● About this exercise
Below are the records; retype them exactly and omit each picture.

● Records for this task
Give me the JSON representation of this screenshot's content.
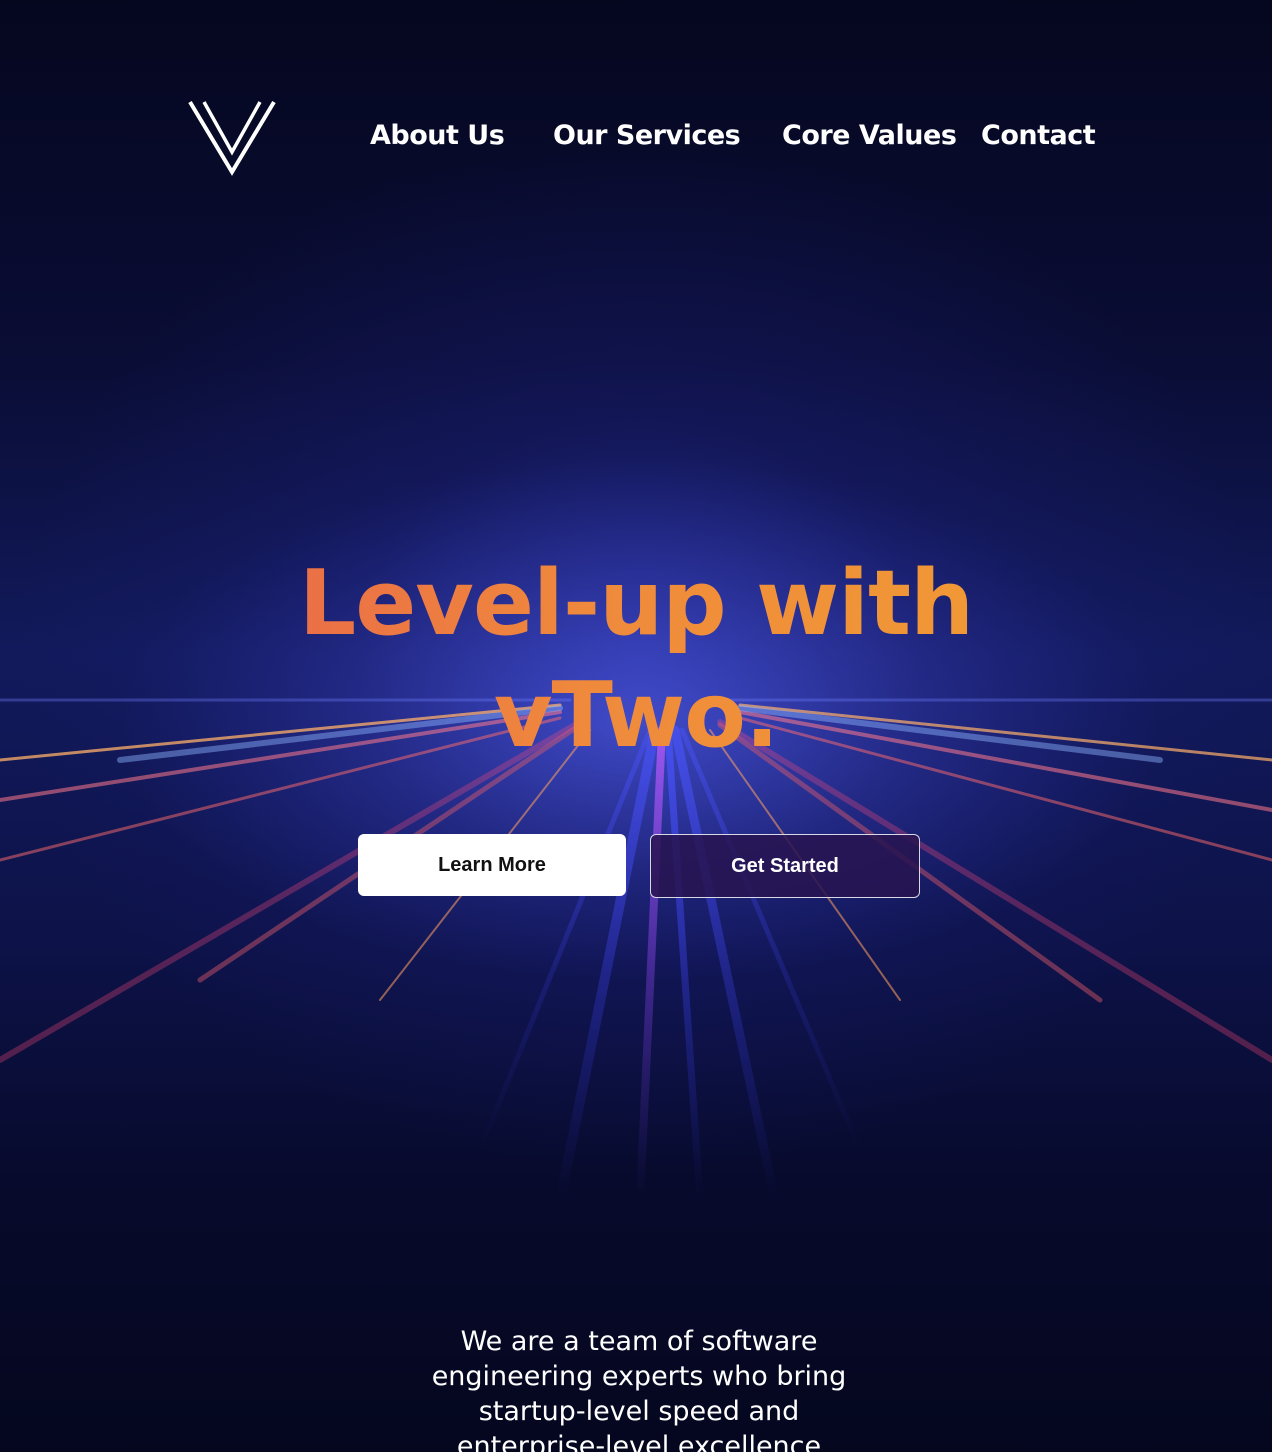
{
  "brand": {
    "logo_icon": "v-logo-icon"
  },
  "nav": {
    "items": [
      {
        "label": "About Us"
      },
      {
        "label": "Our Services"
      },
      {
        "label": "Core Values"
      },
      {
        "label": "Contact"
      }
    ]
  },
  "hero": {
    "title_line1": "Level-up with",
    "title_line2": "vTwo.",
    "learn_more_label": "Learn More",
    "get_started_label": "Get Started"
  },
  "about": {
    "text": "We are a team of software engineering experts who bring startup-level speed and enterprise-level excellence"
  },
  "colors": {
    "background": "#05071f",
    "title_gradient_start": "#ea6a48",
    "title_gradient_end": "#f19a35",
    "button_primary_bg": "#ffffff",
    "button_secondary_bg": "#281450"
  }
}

● Problem solution
Give me the JSON representation of this screenshot's content.
{
  "brand": {
    "logo_icon": "v-logo-icon"
  },
  "nav": {
    "items": [
      {
        "label": "About Us"
      },
      {
        "label": "Our Services"
      },
      {
        "label": "Core Values"
      },
      {
        "label": "Contact"
      }
    ]
  },
  "hero": {
    "title_line1": "Level-up with",
    "title_line2": "vTwo.",
    "learn_more_label": "Learn More",
    "get_started_label": "Get Started"
  },
  "about": {
    "text": "We are a team of software engineering experts who bring startup-level speed and enterprise-level excellence"
  },
  "colors": {
    "background": "#05071f",
    "title_gradient_start": "#ea6a48",
    "title_gradient_end": "#f19a35",
    "button_primary_bg": "#ffffff",
    "button_secondary_bg": "#281450"
  }
}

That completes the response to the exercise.